## PROBLEM TO SOLVE
Copy all the lines below without altering anything.

Extracted records:
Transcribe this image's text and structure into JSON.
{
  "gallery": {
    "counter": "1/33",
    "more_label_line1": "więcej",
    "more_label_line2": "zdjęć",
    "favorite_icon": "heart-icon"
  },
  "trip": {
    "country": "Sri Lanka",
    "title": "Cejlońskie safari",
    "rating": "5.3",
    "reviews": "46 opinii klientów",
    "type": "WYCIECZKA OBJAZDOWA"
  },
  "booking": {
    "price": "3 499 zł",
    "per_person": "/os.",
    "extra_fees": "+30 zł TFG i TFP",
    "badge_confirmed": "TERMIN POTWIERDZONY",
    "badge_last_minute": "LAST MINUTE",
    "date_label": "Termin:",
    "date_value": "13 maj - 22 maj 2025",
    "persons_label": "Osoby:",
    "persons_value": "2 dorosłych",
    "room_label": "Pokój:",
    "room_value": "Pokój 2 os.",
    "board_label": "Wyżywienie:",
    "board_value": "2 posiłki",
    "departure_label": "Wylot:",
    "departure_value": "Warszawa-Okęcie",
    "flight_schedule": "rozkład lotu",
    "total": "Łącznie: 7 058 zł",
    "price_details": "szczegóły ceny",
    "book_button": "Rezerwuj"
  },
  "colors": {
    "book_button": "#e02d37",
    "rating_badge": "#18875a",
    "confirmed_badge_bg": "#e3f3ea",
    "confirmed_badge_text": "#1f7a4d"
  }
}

## ANSWER TO THE PROBLEM
Transcribe this image's text and structure into JSON.
{
  "gallery": {
    "counter": "1/33",
    "more_label_line1": "więcej",
    "more_label_line2": "zdjęć",
    "favorite_icon": "heart-icon"
  },
  "trip": {
    "country": "Sri Lanka",
    "title": "Cejlońskie safari",
    "rating": "5.3",
    "reviews": "46 opinii klientów",
    "type": "WYCIECZKA OBJAZDOWA"
  },
  "booking": {
    "price": "3 499 zł",
    "per_person": "/os.",
    "extra_fees": "+30 zł TFG i TFP",
    "badge_confirmed": "TERMIN POTWIERDZONY",
    "badge_last_minute": "LAST MINUTE",
    "date_label": "Termin:",
    "date_value": "13 maj - 22 maj 2025",
    "persons_label": "Osoby:",
    "persons_value": "2 dorosłych",
    "room_label": "Pokój:",
    "room_value": "Pokój 2 os.",
    "board_label": "Wyżywienie:",
    "board_value": "2 posiłki",
    "departure_label": "Wylot:",
    "departure_value": "Warszawa-Okęcie",
    "flight_schedule": "rozkład lotu",
    "total": "Łącznie: 7 058 zł",
    "price_details": "szczegóły ceny",
    "book_button": "Rezerwuj"
  },
  "colors": {
    "book_button": "#e02d37",
    "rating_badge": "#18875a",
    "confirmed_badge_bg": "#e3f3ea",
    "confirmed_badge_text": "#1f7a4d"
  }
}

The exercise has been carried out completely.